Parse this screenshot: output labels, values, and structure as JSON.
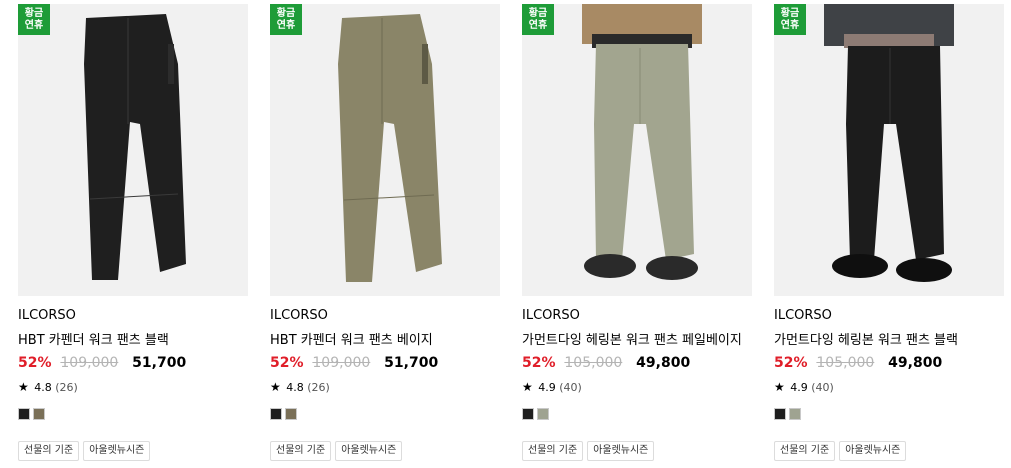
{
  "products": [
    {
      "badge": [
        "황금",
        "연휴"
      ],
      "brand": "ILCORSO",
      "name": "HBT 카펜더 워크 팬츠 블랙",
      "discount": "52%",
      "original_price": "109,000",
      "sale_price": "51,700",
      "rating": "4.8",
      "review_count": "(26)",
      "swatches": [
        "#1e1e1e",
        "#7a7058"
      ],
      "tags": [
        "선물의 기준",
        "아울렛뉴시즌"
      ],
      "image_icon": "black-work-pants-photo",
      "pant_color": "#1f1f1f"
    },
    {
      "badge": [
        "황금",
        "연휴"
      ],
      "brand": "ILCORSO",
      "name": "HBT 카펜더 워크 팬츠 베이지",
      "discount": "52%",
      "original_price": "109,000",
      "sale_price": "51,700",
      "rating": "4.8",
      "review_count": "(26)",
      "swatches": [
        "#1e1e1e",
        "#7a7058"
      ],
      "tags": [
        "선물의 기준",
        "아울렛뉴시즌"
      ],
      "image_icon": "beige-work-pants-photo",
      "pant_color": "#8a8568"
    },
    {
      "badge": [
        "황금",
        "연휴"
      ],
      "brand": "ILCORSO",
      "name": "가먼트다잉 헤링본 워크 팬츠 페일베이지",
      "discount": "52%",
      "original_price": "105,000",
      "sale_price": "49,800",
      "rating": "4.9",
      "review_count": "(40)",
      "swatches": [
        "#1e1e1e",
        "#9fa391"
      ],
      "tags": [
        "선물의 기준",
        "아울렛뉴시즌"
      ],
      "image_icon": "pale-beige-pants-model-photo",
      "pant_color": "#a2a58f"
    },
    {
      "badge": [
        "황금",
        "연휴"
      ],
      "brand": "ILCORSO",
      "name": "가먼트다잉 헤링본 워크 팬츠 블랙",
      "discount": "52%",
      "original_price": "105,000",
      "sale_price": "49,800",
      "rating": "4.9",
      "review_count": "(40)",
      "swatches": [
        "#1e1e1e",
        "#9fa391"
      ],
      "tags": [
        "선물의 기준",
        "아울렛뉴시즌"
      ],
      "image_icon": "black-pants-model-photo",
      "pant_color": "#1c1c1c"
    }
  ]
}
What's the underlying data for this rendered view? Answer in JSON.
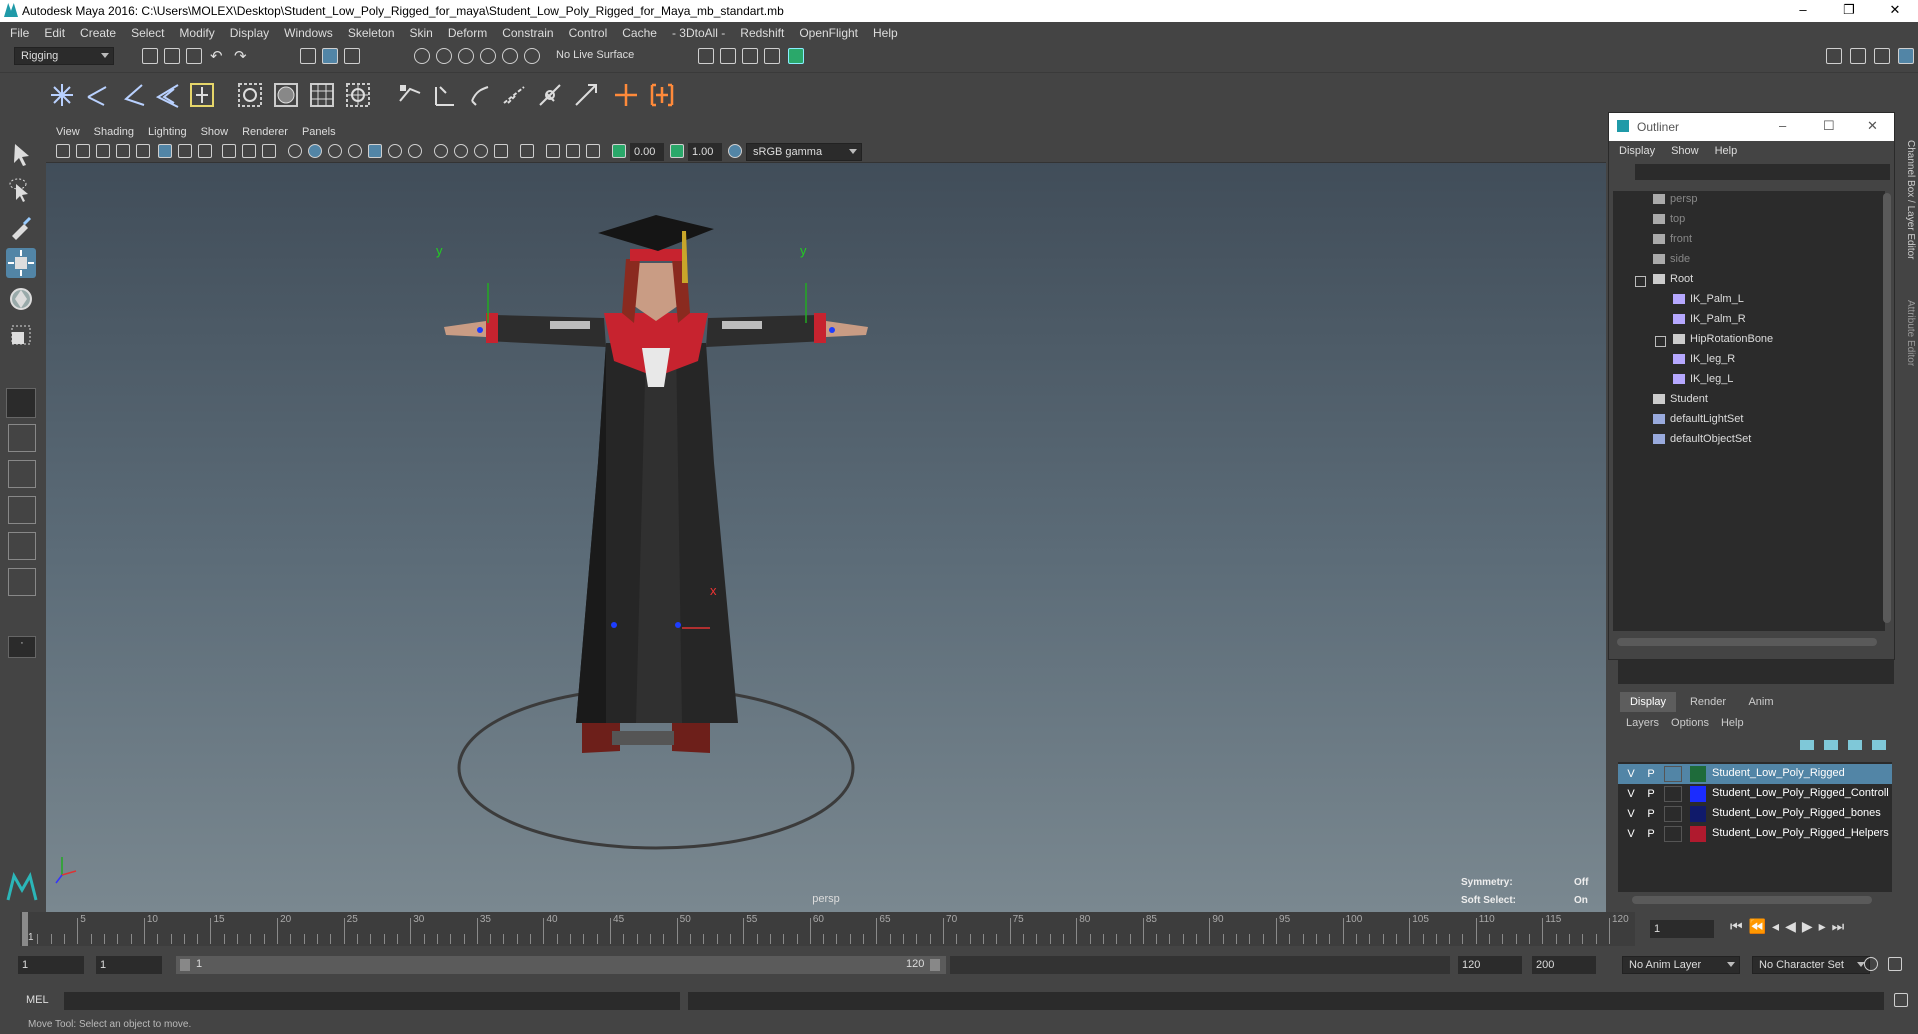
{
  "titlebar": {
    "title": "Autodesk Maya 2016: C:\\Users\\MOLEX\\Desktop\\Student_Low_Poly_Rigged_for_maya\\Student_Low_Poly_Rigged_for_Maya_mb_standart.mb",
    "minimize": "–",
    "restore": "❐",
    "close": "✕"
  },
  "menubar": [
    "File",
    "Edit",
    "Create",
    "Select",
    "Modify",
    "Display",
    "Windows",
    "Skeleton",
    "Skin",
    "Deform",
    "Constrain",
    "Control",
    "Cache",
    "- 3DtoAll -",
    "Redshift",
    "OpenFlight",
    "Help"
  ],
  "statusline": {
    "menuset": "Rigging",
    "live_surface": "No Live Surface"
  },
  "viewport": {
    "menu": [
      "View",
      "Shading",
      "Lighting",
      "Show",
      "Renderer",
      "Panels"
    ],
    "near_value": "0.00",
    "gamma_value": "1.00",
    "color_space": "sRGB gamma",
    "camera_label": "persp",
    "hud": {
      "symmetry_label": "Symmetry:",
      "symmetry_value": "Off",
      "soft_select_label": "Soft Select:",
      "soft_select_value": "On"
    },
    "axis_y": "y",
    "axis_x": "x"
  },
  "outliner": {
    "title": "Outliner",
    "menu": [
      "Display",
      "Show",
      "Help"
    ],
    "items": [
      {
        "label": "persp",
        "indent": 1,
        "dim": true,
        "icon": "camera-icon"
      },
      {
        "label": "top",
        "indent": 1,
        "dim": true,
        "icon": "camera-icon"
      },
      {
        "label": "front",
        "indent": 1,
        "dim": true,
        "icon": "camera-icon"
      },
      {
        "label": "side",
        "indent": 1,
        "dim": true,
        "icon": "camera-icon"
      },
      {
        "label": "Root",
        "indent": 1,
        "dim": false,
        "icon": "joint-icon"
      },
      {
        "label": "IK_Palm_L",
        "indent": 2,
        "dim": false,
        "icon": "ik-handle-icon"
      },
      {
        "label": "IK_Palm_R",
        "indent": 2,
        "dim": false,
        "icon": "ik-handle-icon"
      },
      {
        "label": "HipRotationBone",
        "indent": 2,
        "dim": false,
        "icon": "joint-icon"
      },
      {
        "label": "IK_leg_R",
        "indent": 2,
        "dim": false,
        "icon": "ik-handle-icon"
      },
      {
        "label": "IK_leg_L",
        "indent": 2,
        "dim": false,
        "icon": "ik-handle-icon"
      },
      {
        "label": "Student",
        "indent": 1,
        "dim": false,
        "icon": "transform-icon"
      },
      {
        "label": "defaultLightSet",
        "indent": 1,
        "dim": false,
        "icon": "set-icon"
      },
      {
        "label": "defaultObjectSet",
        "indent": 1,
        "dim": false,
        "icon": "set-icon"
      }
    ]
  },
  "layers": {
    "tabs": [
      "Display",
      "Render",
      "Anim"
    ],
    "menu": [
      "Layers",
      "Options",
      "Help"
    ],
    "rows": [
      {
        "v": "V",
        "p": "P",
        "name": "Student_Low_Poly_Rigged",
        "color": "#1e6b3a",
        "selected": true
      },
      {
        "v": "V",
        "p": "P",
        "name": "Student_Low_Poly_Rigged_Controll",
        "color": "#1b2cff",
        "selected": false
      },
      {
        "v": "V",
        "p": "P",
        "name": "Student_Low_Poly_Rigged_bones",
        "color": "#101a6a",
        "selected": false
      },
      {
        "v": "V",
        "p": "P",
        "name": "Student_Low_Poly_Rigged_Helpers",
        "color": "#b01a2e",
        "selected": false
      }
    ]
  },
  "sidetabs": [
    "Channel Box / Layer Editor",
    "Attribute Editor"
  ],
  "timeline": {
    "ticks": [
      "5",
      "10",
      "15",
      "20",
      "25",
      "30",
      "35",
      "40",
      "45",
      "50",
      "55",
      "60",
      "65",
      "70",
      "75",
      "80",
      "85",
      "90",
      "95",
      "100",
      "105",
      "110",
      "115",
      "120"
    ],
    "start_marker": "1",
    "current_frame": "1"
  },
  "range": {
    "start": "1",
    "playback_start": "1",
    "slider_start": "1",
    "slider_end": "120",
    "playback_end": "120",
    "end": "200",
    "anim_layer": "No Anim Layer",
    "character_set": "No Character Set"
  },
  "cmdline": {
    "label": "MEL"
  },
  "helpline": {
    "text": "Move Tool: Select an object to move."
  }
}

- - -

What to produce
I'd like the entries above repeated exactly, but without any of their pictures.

Exercise solution
Parse this screenshot: output labels, values, and structure as JSON.
{
  "products": [
    {
      "badge": [
        "황금",
        "연휴"
      ],
      "brand": "ILCORSO",
      "name": "HBT 카펜더 워크 팬츠 블랙",
      "discount": "52%",
      "original_price": "109,000",
      "sale_price": "51,700",
      "rating": "4.8",
      "review_count": "(26)",
      "swatches": [
        "#1e1e1e",
        "#7a7058"
      ],
      "tags": [
        "선물의 기준",
        "아울렛뉴시즌"
      ],
      "image_icon": "black-work-pants-photo",
      "pant_color": "#1f1f1f"
    },
    {
      "badge": [
        "황금",
        "연휴"
      ],
      "brand": "ILCORSO",
      "name": "HBT 카펜더 워크 팬츠 베이지",
      "discount": "52%",
      "original_price": "109,000",
      "sale_price": "51,700",
      "rating": "4.8",
      "review_count": "(26)",
      "swatches": [
        "#1e1e1e",
        "#7a7058"
      ],
      "tags": [
        "선물의 기준",
        "아울렛뉴시즌"
      ],
      "image_icon": "beige-work-pants-photo",
      "pant_color": "#8a8568"
    },
    {
      "badge": [
        "황금",
        "연휴"
      ],
      "brand": "ILCORSO",
      "name": "가먼트다잉 헤링본 워크 팬츠 페일베이지",
      "discount": "52%",
      "original_price": "105,000",
      "sale_price": "49,800",
      "rating": "4.9",
      "review_count": "(40)",
      "swatches": [
        "#1e1e1e",
        "#9fa391"
      ],
      "tags": [
        "선물의 기준",
        "아울렛뉴시즌"
      ],
      "image_icon": "pale-beige-pants-model-photo",
      "pant_color": "#a2a58f"
    },
    {
      "badge": [
        "황금",
        "연휴"
      ],
      "brand": "ILCORSO",
      "name": "가먼트다잉 헤링본 워크 팬츠 블랙",
      "discount": "52%",
      "original_price": "105,000",
      "sale_price": "49,800",
      "rating": "4.9",
      "review_count": "(40)",
      "swatches": [
        "#1e1e1e",
        "#9fa391"
      ],
      "tags": [
        "선물의 기준",
        "아울렛뉴시즌"
      ],
      "image_icon": "black-pants-model-photo",
      "pant_color": "#1c1c1c"
    }
  ]
}
What's the underlying data for this rendered view? Answer in JSON.
{
  "titlebar": {
    "title": "Autodesk Maya 2016: C:\\Users\\MOLEX\\Desktop\\Student_Low_Poly_Rigged_for_maya\\Student_Low_Poly_Rigged_for_Maya_mb_standart.mb",
    "minimize": "–",
    "restore": "❐",
    "close": "✕"
  },
  "menubar": [
    "File",
    "Edit",
    "Create",
    "Select",
    "Modify",
    "Display",
    "Windows",
    "Skeleton",
    "Skin",
    "Deform",
    "Constrain",
    "Control",
    "Cache",
    "- 3DtoAll -",
    "Redshift",
    "OpenFlight",
    "Help"
  ],
  "statusline": {
    "menuset": "Rigging",
    "live_surface": "No Live Surface"
  },
  "viewport": {
    "menu": [
      "View",
      "Shading",
      "Lighting",
      "Show",
      "Renderer",
      "Panels"
    ],
    "near_value": "0.00",
    "gamma_value": "1.00",
    "color_space": "sRGB gamma",
    "camera_label": "persp",
    "hud": {
      "symmetry_label": "Symmetry:",
      "symmetry_value": "Off",
      "soft_select_label": "Soft Select:",
      "soft_select_value": "On"
    },
    "axis_y": "y",
    "axis_x": "x"
  },
  "outliner": {
    "title": "Outliner",
    "menu": [
      "Display",
      "Show",
      "Help"
    ],
    "items": [
      {
        "label": "persp",
        "indent": 1,
        "dim": true,
        "icon": "camera-icon"
      },
      {
        "label": "top",
        "indent": 1,
        "dim": true,
        "icon": "camera-icon"
      },
      {
        "label": "front",
        "indent": 1,
        "dim": true,
        "icon": "camera-icon"
      },
      {
        "label": "side",
        "indent": 1,
        "dim": true,
        "icon": "camera-icon"
      },
      {
        "label": "Root",
        "indent": 1,
        "dim": false,
        "icon": "joint-icon"
      },
      {
        "label": "IK_Palm_L",
        "indent": 2,
        "dim": false,
        "icon": "ik-handle-icon"
      },
      {
        "label": "IK_Palm_R",
        "indent": 2,
        "dim": false,
        "icon": "ik-handle-icon"
      },
      {
        "label": "HipRotationBone",
        "indent": 2,
        "dim": false,
        "icon": "joint-icon"
      },
      {
        "label": "IK_leg_R",
        "indent": 2,
        "dim": false,
        "icon": "ik-handle-icon"
      },
      {
        "label": "IK_leg_L",
        "indent": 2,
        "dim": false,
        "icon": "ik-handle-icon"
      },
      {
        "label": "Student",
        "indent": 1,
        "dim": false,
        "icon": "transform-icon"
      },
      {
        "label": "defaultLightSet",
        "indent": 1,
        "dim": false,
        "icon": "set-icon"
      },
      {
        "label": "defaultObjectSet",
        "indent": 1,
        "dim": false,
        "icon": "set-icon"
      }
    ]
  },
  "layers": {
    "tabs": [
      "Display",
      "Render",
      "Anim"
    ],
    "menu": [
      "Layers",
      "Options",
      "Help"
    ],
    "rows": [
      {
        "v": "V",
        "p": "P",
        "name": "Student_Low_Poly_Rigged",
        "color": "#1e6b3a",
        "selected": true
      },
      {
        "v": "V",
        "p": "P",
        "name": "Student_Low_Poly_Rigged_Controll",
        "color": "#1b2cff",
        "selected": false
      },
      {
        "v": "V",
        "p": "P",
        "name": "Student_Low_Poly_Rigged_bones",
        "color": "#101a6a",
        "selected": false
      },
      {
        "v": "V",
        "p": "P",
        "name": "Student_Low_Poly_Rigged_Helpers",
        "color": "#b01a2e",
        "selected": false
      }
    ]
  },
  "sidetabs": [
    "Channel Box / Layer Editor",
    "Attribute Editor"
  ],
  "timeline": {
    "ticks": [
      "5",
      "10",
      "15",
      "20",
      "25",
      "30",
      "35",
      "40",
      "45",
      "50",
      "55",
      "60",
      "65",
      "70",
      "75",
      "80",
      "85",
      "90",
      "95",
      "100",
      "105",
      "110",
      "115",
      "120"
    ],
    "start_marker": "1",
    "current_frame": "1"
  },
  "range": {
    "start": "1",
    "playback_start": "1",
    "slider_start": "1",
    "slider_end": "120",
    "playback_end": "120",
    "end": "200",
    "anim_layer": "No Anim Layer",
    "character_set": "No Character Set"
  },
  "cmdline": {
    "label": "MEL"
  },
  "helpline": {
    "text": "Move Tool: Select an object to move."
  }
}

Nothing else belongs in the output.